Why? On the face of it the answer seems obvious: we like books. Don’t we simply go to book festivals the way rugby enthusiasts attend rugby matches, or music lovers attend concerts?
Someone, who even Professor Google cannot help me identify, declared that wanting to meet a writer because you love books, is like wanting to meet a pig because you like pork. On the other hand, novelist A. L. Kennedy who writes about writing for The Guardian - and attends a lot of book festivals - suggests that a writer’s work is “in various ways, highly characteristic of who they truly are” and so, if you “like the fruit” you will probably also ”enjoy the tree.”
However even she warns that it can be a “disturbing experience” to actually meet the author “you've been tremendously intimate with” through a reading of their books. “Observe your idol for a while before approaching” she cautions, and “should he or she cuff an old lady out of their way or step on a dog, then maybe allow them to retain their mystery.”

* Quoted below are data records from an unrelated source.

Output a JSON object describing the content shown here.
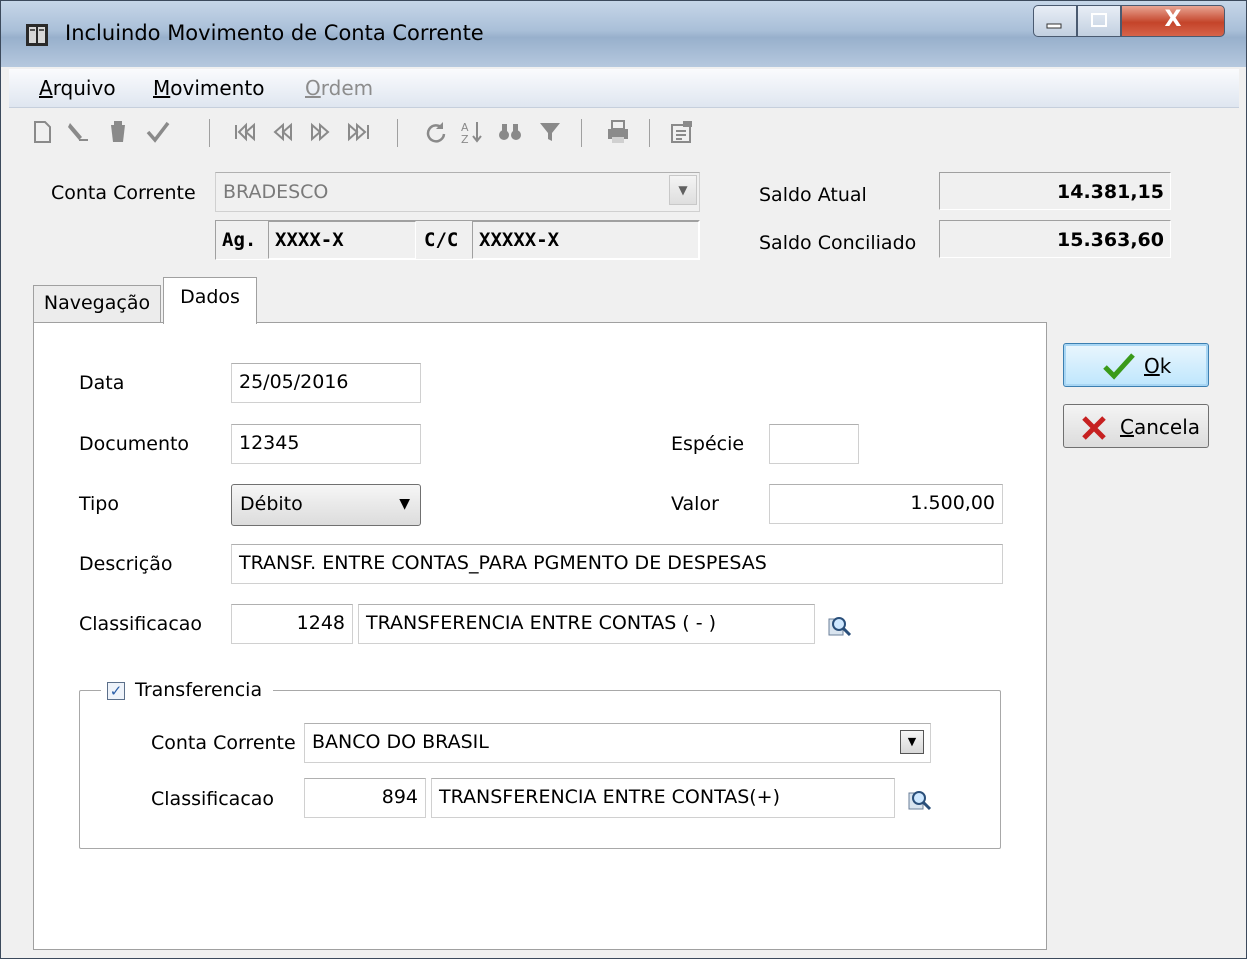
{
  "window": {
    "title": "Incluindo Movimento de Conta Corrente",
    "close_glyph": "X"
  },
  "menu": {
    "items": [
      {
        "label_first": "A",
        "label_rest": "rquivo"
      },
      {
        "label_first": "M",
        "label_rest": "ovimento"
      },
      {
        "label_first": "O",
        "label_rest": "rdem"
      }
    ]
  },
  "toolbar": {
    "icons": [
      "new-document-icon",
      "edit-pencil-icon",
      "delete-icon",
      "confirm-check-icon",
      "first-record-icon",
      "previous-record-icon",
      "next-record-icon",
      "last-record-icon",
      "refresh-icon",
      "sort-icon",
      "find-binoculars-icon",
      "filter-icon",
      "print-icon",
      "properties-icon"
    ]
  },
  "header": {
    "conta_corrente_label": "Conta Corrente",
    "conta_corrente_value": "BRADESCO",
    "ag_label": "Ag.",
    "ag_value": "XXXX-X",
    "cc_label": "C/C",
    "cc_value": "XXXXX-X",
    "saldo_atual_label": "Saldo Atual",
    "saldo_atual_value": "14.381,15",
    "saldo_conciliado_label": "Saldo Conciliado",
    "saldo_conciliado_value": "15.363,60"
  },
  "tabs": [
    {
      "label": "Navegação",
      "active": false
    },
    {
      "label": "Dados",
      "active": true
    }
  ],
  "form": {
    "data_label": "Data",
    "data_value": "25/05/2016",
    "documento_label": "Documento",
    "documento_value": "12345",
    "especie_label": "Espécie",
    "especie_value": "",
    "tipo_label": "Tipo",
    "tipo_value": "Débito",
    "valor_label": "Valor",
    "valor_value": "1.500,00",
    "descricao_label": "Descrição",
    "descricao_value": "TRANSF. ENTRE CONTAS_PARA PGMENTO DE DESPESAS",
    "classificacao_label": "Classificacao",
    "classificacao_code": "1248",
    "classificacao_desc": "TRANSFERENCIA ENTRE CONTAS ( - )"
  },
  "transferencia": {
    "label": "Transferencia",
    "checked": true,
    "check_glyph": "✓",
    "conta_corrente_label": "Conta Corrente",
    "conta_corrente_value": "BANCO DO BRASIL",
    "classificacao_label": "Classificacao",
    "classificacao_code": "894",
    "classificacao_desc": "TRANSFERENCIA ENTRE CONTAS(+)"
  },
  "actions": {
    "ok_first": "O",
    "ok_rest": "k",
    "cancela_first": "C",
    "cancela_rest": "ancela"
  },
  "colors": {
    "ok_check": "#3a9a1a",
    "cancel_x": "#c62020"
  }
}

I can attest that not one dog was stepped on, or old lady cuffed, during the Volume Mapua Literary Festival. The authors - poets, essayists, novelists, historians - New Zealanders all, and their interviewers, were remarkably well-behaved, open and responsive in conversation and when fielding questions from the audience. Even the mobile phones attending the festival were well-behaved: just once, one of them had the temerity to interrupt a session but it was hastily silenced.

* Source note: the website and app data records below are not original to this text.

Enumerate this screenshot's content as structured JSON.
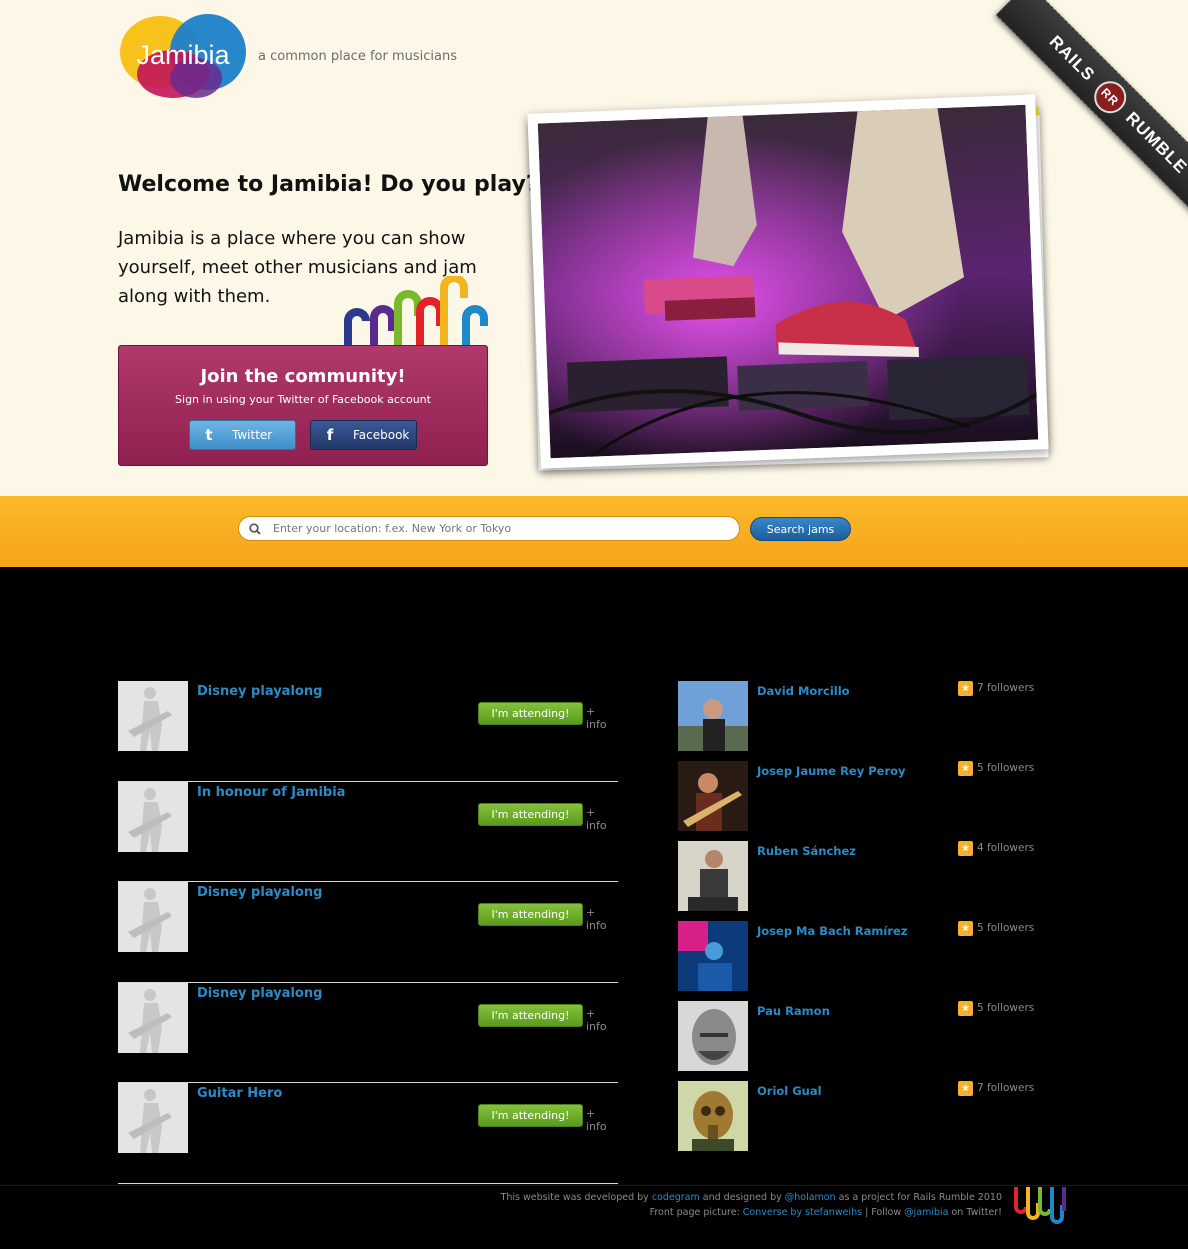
{
  "header": {
    "logo_text": "Jamibia",
    "tagline": "a common place for musicians",
    "ribbon_left": "RAILS",
    "ribbon_badge": "RR",
    "ribbon_right": "RUMBLE"
  },
  "welcome": {
    "title": "Welcome to Jamibia! Do you play?",
    "text": "Jamibia is a place where you can show yourself, meet other musicians and jam along with them."
  },
  "join": {
    "title": "Join the community!",
    "subtitle": "Sign in using your Twitter of Facebook account",
    "twitter_label": "Twitter",
    "facebook_label": "Facebook"
  },
  "search": {
    "placeholder": "Enter your location: f.ex. New York or Tokyo",
    "button_label": "Search jams"
  },
  "jams": [
    {
      "title": "Disney playalong",
      "attend_label": "I'm attending!",
      "info_label": "+ info"
    },
    {
      "title": "In honour of Jamibia",
      "attend_label": "I'm attending!",
      "info_label": "+ info"
    },
    {
      "title": "Disney playalong",
      "attend_label": "I'm attending!",
      "info_label": "+ info"
    },
    {
      "title": "Disney playalong",
      "attend_label": "I'm attending!",
      "info_label": "+ info"
    },
    {
      "title": "Guitar Hero",
      "attend_label": "I'm attending!",
      "info_label": "+ info"
    }
  ],
  "musicians": [
    {
      "name": "David Morcillo",
      "followers": "7 followers"
    },
    {
      "name": "Josep Jaume Rey Peroy",
      "followers": "5 followers"
    },
    {
      "name": "Ruben Sánchez",
      "followers": "4 followers"
    },
    {
      "name": "Josep Ma Bach Ramírez",
      "followers": "5 followers"
    },
    {
      "name": "Pau Ramon",
      "followers": "5 followers"
    },
    {
      "name": "Oriol Gual",
      "followers": "7 followers"
    }
  ],
  "footer": {
    "line1_a": "This website was developed by ",
    "line1_link1": "codegram",
    "line1_b": " and designed by ",
    "line1_link2": "@holamon",
    "line1_c": " as a project for Rails Rumble 2010",
    "line2_a": "Front page picture: ",
    "line2_link1": "Converse by stefanweihs",
    "line2_b": " | Follow ",
    "line2_link2": "@jamibia",
    "line2_c": " on Twitter!"
  },
  "colors": {
    "background_top": "#fdf7e8",
    "accent_blue": "#2b8bc7",
    "join_magenta": "#a02e5f",
    "search_band": "#f8ad22",
    "attend_green": "#6fae2b"
  }
}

It’s said that it takes a village to raise a child. After attending the Auckland Writers Festival earlier this year I’ve decided that a village is also the perfect place to raise a book festival. True, the calibre and variety of the New Zealand and international writers at the Auckland festival was extraordinary. However, the sheer size of the event was overwhelming and exhausting. The crowds in Auckland where large, and consequently so were the queues for refreshments, toilets and book signings. The venues were large too. The best seats went to the nimblest and fleetest of foot. For the rest of us, the authors and their interviewers were but tiny dolls on a faraway stage, more easily visible on giant video screens rather than in the too, too distant flesh.
In comparison, the book festival held in the Mapua village hall was a restful and intimate affair which shrank both the physical and psychic distance between writer and reader. In this quiet space it was a delight to follow the writers wherever they and their readings led, from a backyard washing line or lemon tree, to central Otago, the Kermadecs, Prague or Menton. In the quietness it was easy to enjoy the magic that is born of open-hearted conversation and to celebrate the human creative impulse. I enjoyed the Mapua festival and I will enjoy Page & Blackmore Pukapuka Talks later this month too: the everyday world has too few creative conversations undertaken in a peaceful and celebratory environment.
Printed on the brown paper bags which enclose books bought from Wellington’s Unity Books, there’s a wonderful celebratory riff about the nature of books by Nigel Cox. A book, it says, is “Something that sings. That argues. That tells a story. That seduces … explains how … keeps you awake … recalls the past … can see the future … that may not be seen again … that says just what you’ve been thinking … never gets tired … that remembers all the words all the way through to the end without a single mistake: something wonderful.”
And that is pretty much exactly what a good book festival is too.